A new drug combination for chronic lymphocytic leukemia appears to be better tolerated by patients and helps them live longer than traditional chemotherapy, a clinical trial Stanford and multiple other institutions showed.
“This represents a paradigm shift in how these patients should be treated,” said Tait Shanafelt, MD, the Jeanie and Stew Ritchie Professor of medicine and lead author of a paper on the research, which was published Aug. 1 in The New England Journal of Medicine. “We can now relegate chemotherapy to a fallback plan rather than a first-line course of action.”

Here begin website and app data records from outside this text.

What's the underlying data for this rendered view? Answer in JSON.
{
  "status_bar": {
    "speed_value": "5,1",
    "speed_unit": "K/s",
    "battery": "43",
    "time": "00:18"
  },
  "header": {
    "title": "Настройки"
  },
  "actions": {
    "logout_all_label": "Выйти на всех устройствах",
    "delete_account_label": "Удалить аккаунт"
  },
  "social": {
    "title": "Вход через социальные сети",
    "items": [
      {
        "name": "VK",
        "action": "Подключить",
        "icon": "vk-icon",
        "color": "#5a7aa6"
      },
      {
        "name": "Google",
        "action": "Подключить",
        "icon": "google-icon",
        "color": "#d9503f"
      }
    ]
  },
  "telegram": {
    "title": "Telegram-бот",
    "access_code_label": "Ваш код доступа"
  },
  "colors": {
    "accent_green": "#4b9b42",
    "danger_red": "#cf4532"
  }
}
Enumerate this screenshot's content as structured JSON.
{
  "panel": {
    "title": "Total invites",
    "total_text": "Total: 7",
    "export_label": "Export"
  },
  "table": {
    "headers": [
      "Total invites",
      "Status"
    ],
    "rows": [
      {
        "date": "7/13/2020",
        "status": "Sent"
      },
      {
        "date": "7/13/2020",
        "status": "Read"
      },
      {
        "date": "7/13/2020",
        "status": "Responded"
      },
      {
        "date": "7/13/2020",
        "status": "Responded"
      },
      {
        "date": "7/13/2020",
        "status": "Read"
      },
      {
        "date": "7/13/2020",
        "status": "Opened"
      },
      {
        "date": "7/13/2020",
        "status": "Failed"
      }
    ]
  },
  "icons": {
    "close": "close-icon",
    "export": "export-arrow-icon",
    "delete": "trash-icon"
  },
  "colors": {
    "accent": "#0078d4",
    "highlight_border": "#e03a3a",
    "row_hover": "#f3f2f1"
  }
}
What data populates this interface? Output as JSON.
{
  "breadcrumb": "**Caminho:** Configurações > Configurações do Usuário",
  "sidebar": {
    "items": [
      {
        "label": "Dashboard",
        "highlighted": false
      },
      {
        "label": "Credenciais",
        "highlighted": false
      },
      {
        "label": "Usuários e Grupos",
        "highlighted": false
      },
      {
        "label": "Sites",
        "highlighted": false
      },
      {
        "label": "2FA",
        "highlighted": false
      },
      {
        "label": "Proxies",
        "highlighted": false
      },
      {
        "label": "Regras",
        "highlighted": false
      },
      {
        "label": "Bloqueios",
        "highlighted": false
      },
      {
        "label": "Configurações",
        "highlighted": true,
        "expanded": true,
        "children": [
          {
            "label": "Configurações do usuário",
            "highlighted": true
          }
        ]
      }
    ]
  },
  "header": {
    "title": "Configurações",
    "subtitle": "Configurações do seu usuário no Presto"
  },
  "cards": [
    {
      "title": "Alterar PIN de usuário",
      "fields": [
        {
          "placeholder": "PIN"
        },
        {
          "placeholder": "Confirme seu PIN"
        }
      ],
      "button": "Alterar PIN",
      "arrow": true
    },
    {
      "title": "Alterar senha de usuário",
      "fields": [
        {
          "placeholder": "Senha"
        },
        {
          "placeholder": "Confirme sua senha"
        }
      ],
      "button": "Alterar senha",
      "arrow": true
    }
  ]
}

Researchers recruited 529 patients newly diagnosed with the common blood cancer who were randomly assigned in a 2:1 ratio to receive a treatment that combines ibrutinib and rituximab — which target the B cells that run amok in the disease — or traditional chemotherapy of the drugs fludarabine, cyclophosphamide and rituximab.

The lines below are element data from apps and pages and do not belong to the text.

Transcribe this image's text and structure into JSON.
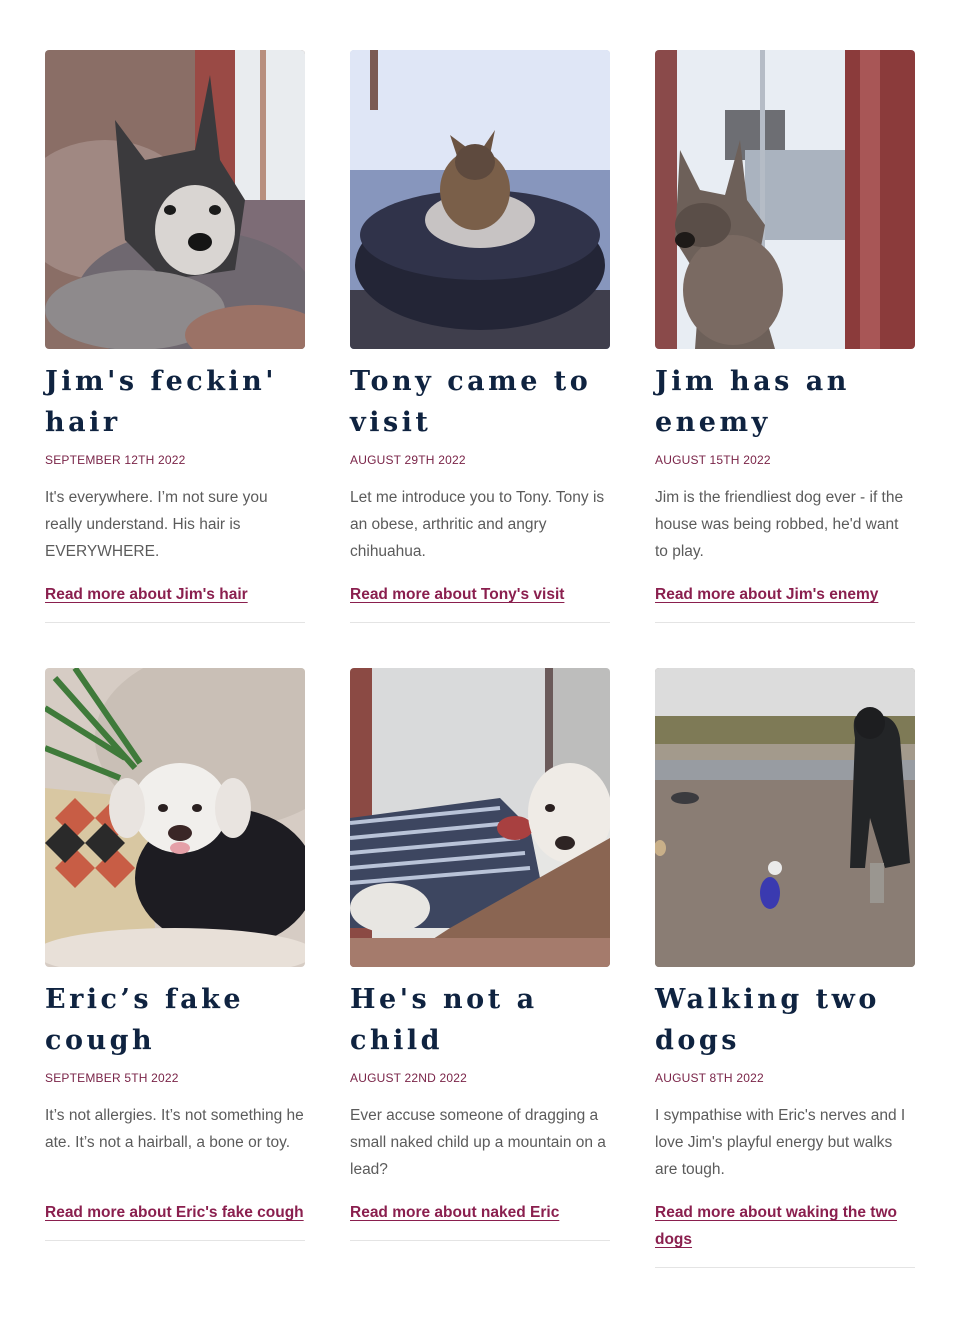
{
  "posts": [
    {
      "title": "Jim's feckin' hair",
      "date": "September 12th 2022",
      "excerpt": "It's everywhere. I’m not sure you really understand. His hair is EVERYWHERE.",
      "link": "Read more about Jim's hair"
    },
    {
      "title": "Tony came to visit",
      "date": "August 29th 2022",
      "excerpt": "Let me introduce you to Tony. Tony is an obese, arthritic and angry chihuahua.",
      "link": "Read more about Tony's visit"
    },
    {
      "title": "Jim has an enemy",
      "date": "August 15th 2022",
      "excerpt": "Jim is the friendliest dog ever - if the house was being robbed, he'd want to play.",
      "link": "Read more about Jim's enemy"
    },
    {
      "title": "Eric’s fake cough",
      "date": "September 5th 2022",
      "excerpt": "It’s not allergies. It’s not something he ate. It’s not a hairball, a bone or toy.",
      "link": "Read more about Eric's fake cough"
    },
    {
      "title": "He's not a child",
      "date": "August 22nd 2022",
      "excerpt": "Ever accuse someone of dragging a small naked child up a mountain on a lead?",
      "link": "Read more about naked Eric"
    },
    {
      "title": "Walking two dogs",
      "date": "August 8th 2022",
      "excerpt": "I sympathise with Eric's nerves and I love Jim's playful energy but walks are tough.",
      "link": "Read more about waking the two dogs"
    }
  ]
}
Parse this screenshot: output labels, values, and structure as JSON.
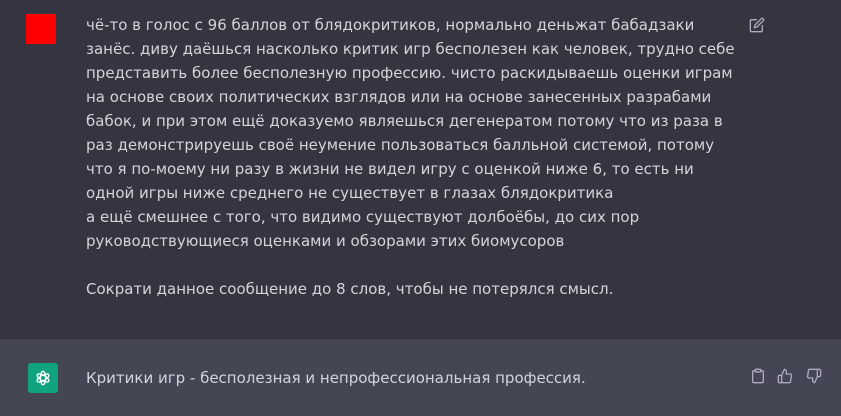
{
  "user_message": {
    "avatar_color": "#ff0000",
    "paragraph1": "чё-то в голос с 96 баллов от блядокритиков, нормально деньжат бабадзаки занёс. диву даёшься насколько критик игр бесполезен как человек, трудно себе представить более бесполезную профессию. чисто раскидываешь оценки играм на основе своих политических взглядов или на основе занесенных разрабами бабок, и при этом ещё доказуемо являешься дегенератом потому что из раза в раз демонстрируешь своё неумение пользоваться балльной системой, потому что я по-моему ни разу в жизни не видел игру с оценкой ниже 6, то есть ни одной игры ниже среднего не существует в глазах блядокритика",
    "paragraph2": "а ещё смешнее с того, что видимо существуют долбоёбы, до сих пор руководствующиеся оценками и обзорами этих биомусоров",
    "paragraph3": "Сократи данное сообщение до 8 слов, чтобы не потерялся смысл.",
    "edit_icon": "pencil-square-icon"
  },
  "assistant_message": {
    "avatar_color": "#10a37f",
    "avatar_icon": "openai-logo-icon",
    "text": "Критики игр - бесполезная и непрофессиональная профессия.",
    "actions": [
      "clipboard-icon",
      "thumbs-up-icon",
      "thumbs-down-icon"
    ]
  }
}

Participant Dan Rosenbaum, 57, said he saw “marked” improvements with the new treatment, with few side effects. “It’s so unbelievable it is almost hard to talk about.”
Three years after the trial, 98.8% of the people who received the new drug combination were alive, versus 91.5% of those who received the traditional treatment, the study showed.